Rarely do we think of our oceans, that cover 70 per cent of the Earth's surface, in the context of tipping points. Yet oceans are the repository for much man-made warming and man-made CO2. The oceans absorb half of our greenhouse gas emissions and 90 per cent of the heat they generate. That leads to two changes - ocean acidification and ocean warming.
Ocean acidification is a tipping point we don't talk about in polite company. We know enough to deeply worry some scientists because the past few decades have taught us that climate changes are not linear. They can be abrupt and very fast in their onset triggering other changes (knock-on effects) that can catch us unprepared.
While ocean warming and the effects that may have on everything from sea level rise to ocean currents and circulation, ENSO (the el nino southern oscillation) and PDO (the Pacific decadal oscillation), the "Blob" of unduly warm water in the North Pacific are far better understood today than they were in the not distant past there's an enormous amount yet to learn.
Atmospheric temperature rise generally mirrors atmospheric greenhouse gas loading. Oceans, however, have a more complex warming pattern. Surface heat energy behaves much differently than the heat that reaches the deep ocean. What we've discovered in recent years is that a lot of the heat the oceans have been absorbing lately has gone to the deep ocean.
The reason global warming has been relatively tame over the past two decades, despite all the severe weather events of increasing frequency, intensity and duration, is because so much of the heating has gone into the ocean depths. It's not gone for good. The first law of thermodynamics, the law of conservation of energy, holds that energy can neither be created nor destroyed, merely transformed from one form to another. Put simply, that deep ocean "heat bomb" is waiting for a change in surface wind patterns to come back to the ocean surface and be released back into the atmosphere.
The oceans may be reaching a saturation point. Science has found that the oceans are losing their capacity to absorb atmospheric carbon and heat. They're getting full. That's physics.
A new report finds that, for the past 150 years, the heat energy from global warming absorbed by oceans has been the equivalent of 1.5 nuclear bombs per second. That's averaged out over the last 150 years.

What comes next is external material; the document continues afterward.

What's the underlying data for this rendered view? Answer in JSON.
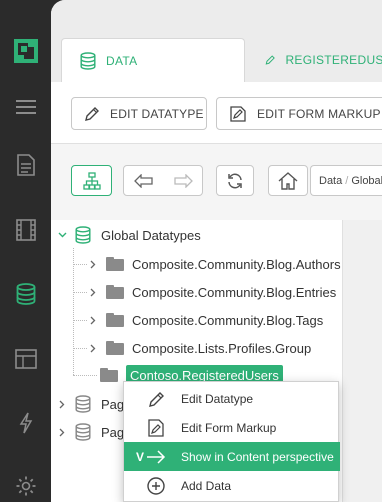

A Guardian calculation found the average heating across that 150-year period was equivalent to about 1.5 Hiroshima-size atomic bombs per second. But the heating has accelerated over that time as carbon emissions have risen, and was now the equivalent of between three and six atomic bombs per second.
“I try not to make this type of calculation, simply because I find it worrisome,” said Prof Laure Zanna, at the University of Oxford, who led the new research. “We usually try to compare the heating to [human] energy use, to make it less scary.”
She added: “But obviously, we are putting a lot of excess energy into the climate system and a lot of that ends up in the ocean,. There is no doubt.” The total heat taken up by the oceans over the past 150 years was about 1,000 times the annual energy use of the entire global population.There are big questions, plenty of them, and few concrete answers, at least at this point. The heat energy we're putting into the ocean systems is going up while the capacity of the oceans to absorb heat energy is declining. What happens when the oceans absorb less of our atmospheric heat? What does it mean for the atmosphere if, instead of 90 per cent, the oceans are able to absorb just 80 per cent or 70 per cent of the heat we're pouring into the atmosphere? And what happens to that deep ocean heat energy when/if it is returned to the surface and released into the atmosphere?
Humans, of course, are terrestrial creatures and it is only natural that we tend to see climate change in the context of its terrestrial impacts - tornadoes and hurricanes, sea level rise and coastal erosion/salination, heatwaves, droughts and floods. Yet our wellbeing, even in the most landlocked areas, is more dependent on the health of our oceans than most of us imagine. And so the oceanic tipping points go generally unnoticed and what's out of sight is indeed out of mind and off the political agenda. Hell, we can't get past our squabbles over a penny ante carbon tax. As Professor Zanna remarks, it's "worrisome."